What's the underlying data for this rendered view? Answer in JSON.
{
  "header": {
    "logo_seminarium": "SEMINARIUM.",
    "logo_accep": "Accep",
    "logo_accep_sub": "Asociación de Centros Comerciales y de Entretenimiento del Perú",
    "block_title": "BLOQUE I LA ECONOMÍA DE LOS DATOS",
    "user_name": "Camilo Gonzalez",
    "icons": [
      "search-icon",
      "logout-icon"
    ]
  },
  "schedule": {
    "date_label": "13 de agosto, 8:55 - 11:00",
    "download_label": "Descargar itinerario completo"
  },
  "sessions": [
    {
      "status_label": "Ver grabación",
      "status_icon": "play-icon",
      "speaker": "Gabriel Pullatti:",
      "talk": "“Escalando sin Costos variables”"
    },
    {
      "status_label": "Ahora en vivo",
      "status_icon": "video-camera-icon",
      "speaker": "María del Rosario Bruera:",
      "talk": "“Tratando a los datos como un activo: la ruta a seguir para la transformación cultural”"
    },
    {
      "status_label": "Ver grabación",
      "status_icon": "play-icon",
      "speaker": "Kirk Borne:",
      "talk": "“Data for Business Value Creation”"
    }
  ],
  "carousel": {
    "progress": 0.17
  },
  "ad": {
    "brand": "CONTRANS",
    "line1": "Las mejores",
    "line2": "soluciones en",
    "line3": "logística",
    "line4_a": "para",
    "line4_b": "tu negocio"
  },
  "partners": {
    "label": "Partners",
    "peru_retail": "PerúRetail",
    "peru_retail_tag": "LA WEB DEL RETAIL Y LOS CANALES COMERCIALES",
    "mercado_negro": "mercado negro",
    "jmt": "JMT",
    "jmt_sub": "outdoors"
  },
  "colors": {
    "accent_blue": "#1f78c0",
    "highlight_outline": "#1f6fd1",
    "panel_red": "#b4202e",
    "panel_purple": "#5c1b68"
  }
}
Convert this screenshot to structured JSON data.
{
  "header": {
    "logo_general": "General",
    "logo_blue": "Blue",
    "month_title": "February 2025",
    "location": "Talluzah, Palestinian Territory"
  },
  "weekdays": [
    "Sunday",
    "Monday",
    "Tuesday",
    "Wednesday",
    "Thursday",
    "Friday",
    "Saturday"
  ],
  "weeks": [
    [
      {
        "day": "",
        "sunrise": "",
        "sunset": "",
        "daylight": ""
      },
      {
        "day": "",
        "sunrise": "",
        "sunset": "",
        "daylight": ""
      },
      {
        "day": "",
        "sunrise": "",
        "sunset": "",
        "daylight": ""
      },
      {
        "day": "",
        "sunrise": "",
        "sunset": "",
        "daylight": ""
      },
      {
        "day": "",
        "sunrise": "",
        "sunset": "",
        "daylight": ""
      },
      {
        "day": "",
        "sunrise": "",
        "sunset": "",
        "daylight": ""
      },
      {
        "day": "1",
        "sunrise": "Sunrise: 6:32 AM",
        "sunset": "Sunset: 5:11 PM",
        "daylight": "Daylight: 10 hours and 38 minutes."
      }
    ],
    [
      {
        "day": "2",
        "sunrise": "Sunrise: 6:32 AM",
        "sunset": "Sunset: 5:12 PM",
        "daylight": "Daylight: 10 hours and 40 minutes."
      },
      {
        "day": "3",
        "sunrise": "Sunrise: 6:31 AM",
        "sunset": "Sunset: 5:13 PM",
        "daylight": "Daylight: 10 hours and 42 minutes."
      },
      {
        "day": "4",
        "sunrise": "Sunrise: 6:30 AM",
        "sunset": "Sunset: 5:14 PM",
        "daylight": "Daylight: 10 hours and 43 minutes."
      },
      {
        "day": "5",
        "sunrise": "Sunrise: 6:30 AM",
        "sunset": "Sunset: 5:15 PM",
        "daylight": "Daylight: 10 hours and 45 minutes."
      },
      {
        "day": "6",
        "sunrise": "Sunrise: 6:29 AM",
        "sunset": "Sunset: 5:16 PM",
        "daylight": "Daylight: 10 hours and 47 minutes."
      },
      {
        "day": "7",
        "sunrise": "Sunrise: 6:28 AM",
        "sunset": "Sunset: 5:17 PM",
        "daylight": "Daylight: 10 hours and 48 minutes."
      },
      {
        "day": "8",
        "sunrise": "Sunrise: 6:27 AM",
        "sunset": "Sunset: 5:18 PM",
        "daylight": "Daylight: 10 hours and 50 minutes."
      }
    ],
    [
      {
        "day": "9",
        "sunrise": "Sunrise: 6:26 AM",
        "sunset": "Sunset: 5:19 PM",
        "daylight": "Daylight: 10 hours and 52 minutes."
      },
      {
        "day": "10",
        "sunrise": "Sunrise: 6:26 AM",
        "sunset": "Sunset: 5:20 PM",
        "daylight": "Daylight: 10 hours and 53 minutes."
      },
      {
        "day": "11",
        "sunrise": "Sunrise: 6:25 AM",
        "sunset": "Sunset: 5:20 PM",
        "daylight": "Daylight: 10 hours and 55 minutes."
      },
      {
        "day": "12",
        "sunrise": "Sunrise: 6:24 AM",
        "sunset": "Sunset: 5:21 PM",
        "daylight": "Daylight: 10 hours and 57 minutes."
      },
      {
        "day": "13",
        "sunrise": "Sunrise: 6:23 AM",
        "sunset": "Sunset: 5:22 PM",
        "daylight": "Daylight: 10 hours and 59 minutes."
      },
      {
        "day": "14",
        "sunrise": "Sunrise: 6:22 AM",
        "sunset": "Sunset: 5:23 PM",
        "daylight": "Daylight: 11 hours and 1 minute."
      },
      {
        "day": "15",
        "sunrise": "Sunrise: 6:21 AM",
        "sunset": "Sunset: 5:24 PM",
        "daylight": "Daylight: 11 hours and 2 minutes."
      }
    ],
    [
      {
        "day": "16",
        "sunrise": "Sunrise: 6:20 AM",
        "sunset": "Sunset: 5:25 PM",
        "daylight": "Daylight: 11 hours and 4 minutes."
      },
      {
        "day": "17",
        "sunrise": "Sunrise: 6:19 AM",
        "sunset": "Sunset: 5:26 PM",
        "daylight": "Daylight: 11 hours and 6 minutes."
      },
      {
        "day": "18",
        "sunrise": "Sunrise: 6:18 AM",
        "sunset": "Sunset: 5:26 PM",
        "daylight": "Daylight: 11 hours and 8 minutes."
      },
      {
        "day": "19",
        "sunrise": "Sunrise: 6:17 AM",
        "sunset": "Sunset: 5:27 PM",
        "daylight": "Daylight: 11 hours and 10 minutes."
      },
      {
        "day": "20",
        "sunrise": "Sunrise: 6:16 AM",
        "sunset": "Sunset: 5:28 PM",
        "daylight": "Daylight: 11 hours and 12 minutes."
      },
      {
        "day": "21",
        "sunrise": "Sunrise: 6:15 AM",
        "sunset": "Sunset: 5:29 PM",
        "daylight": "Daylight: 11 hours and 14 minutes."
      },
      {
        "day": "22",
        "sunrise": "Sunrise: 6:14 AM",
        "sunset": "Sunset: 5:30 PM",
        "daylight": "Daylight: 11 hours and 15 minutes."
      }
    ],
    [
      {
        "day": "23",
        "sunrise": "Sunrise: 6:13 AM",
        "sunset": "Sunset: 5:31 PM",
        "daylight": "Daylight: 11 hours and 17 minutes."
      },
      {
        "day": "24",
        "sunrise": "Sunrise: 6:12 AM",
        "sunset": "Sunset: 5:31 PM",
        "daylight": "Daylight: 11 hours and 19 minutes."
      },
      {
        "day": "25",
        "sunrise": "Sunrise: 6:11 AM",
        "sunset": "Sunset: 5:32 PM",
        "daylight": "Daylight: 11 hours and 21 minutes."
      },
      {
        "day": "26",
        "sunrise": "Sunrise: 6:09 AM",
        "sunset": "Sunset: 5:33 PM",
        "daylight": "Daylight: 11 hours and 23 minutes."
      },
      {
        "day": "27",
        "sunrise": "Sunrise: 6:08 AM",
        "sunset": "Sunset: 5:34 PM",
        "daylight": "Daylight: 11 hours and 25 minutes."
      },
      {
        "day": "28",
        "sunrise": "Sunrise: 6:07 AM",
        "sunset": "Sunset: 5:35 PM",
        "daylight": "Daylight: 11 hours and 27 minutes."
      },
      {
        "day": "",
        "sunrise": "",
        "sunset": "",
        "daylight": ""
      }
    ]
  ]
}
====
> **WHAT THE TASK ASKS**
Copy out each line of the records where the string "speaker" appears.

> **RESPONSE TO THE EXERCISE**
      "speaker": "Gabriel Pullatti:",
      "speaker": "María del Rosario Bruera:",
      "speaker": "Kirk Borne:",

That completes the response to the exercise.